■ RECORDS FOR THIS TASK:

((

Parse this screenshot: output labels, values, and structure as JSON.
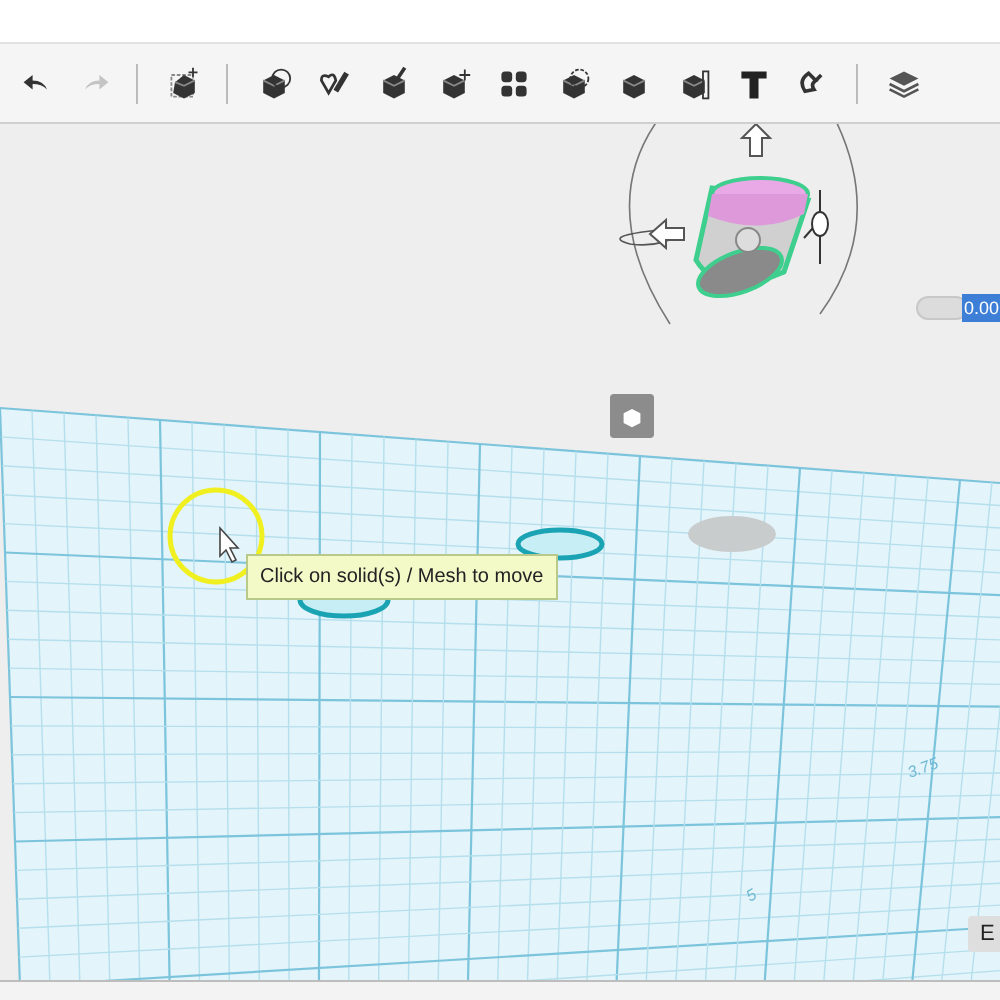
{
  "toolbar": {
    "history": [
      {
        "kind": "undo",
        "disabled": false
      },
      {
        "kind": "redo",
        "disabled": true
      }
    ]
  },
  "viewport": {
    "tooltip": "Click on solid(s) / Mesh to move",
    "value_field": {
      "value": "0.00"
    },
    "grid_labels": [
      "3.75",
      "5"
    ],
    "corner_button": "E"
  }
}
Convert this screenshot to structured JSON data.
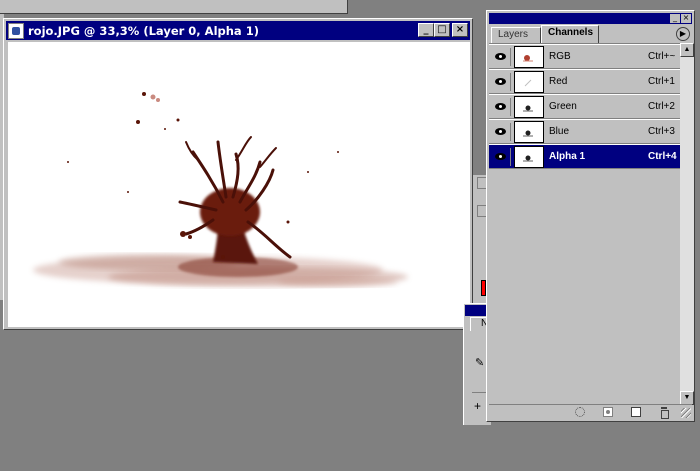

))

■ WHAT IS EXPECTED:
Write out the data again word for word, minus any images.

■ RESULT OF THIS EXERCISE:
Parse this screenshot: output labels, values, and structure as JSON.
{
  "toolbar": {
    "history": [
      {
        "kind": "undo",
        "disabled": false
      },
      {
        "kind": "redo",
        "disabled": true
      }
    ]
  },
  "viewport": {
    "tooltip": "Click on solid(s) / Mesh to move",
    "value_field": {
      "value": "0.00"
    },
    "grid_labels": [
      "3.75",
      "5"
    ],
    "corner_button": "E"
  }
}
Convert this screenshot to structured JSON data.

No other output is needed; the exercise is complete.